I finished the story Gold, Frankincense, and Murder by Catherine Aird this morning and was at once reminded how Dame Agatha has spoiled my reading: when a murder plot involves poisoning, I now feel the need to question the author's research.
With Dame Agatha, this is usually a fun excursion into the criminal cases of her time and into a detailed description of how poisons work and what the symptoms and antidotes are. (And thanks to Kathryn Harkup's excellent work A is for Arsenic and John Emsley's The Elements of Murder, I now have a go to compendium to start looking.)
So, when I finished Aird's story this morning, I had doubts. The solution just didn't sound right. It's been nagging me all day, and there was little I could do about it. I mean, it's not really right to start a conversation at work about whether a certain poison would have this or that effect and whether a sublimate of x would be more or less poisonous than another form. It's just not the done thing in the office...
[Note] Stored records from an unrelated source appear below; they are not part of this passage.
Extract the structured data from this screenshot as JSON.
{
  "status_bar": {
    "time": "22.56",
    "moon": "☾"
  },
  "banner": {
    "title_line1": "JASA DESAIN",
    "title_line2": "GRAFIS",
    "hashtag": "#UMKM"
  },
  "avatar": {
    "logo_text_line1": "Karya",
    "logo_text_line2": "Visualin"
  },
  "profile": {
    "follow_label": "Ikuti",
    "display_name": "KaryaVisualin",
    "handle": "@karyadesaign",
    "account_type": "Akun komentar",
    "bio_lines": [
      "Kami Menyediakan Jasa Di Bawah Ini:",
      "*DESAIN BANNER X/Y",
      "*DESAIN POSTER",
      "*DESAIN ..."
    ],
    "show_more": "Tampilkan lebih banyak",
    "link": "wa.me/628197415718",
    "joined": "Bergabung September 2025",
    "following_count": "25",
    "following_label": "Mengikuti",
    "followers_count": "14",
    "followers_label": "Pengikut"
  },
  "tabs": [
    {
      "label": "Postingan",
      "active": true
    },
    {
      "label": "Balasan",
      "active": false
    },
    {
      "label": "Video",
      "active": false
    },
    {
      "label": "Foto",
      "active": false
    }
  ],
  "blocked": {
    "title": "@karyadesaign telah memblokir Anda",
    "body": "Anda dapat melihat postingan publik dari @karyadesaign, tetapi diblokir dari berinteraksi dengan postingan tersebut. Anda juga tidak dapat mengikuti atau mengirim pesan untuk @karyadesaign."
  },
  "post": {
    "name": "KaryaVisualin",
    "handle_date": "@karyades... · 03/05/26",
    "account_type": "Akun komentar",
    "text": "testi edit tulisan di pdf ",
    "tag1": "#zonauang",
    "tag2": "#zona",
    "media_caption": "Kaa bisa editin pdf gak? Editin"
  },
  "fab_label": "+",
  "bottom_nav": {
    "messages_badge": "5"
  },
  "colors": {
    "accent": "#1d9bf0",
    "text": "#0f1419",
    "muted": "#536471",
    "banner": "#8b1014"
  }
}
So, I had to wait all day to confirm my suspicion that the solution to this story was utter nonsense.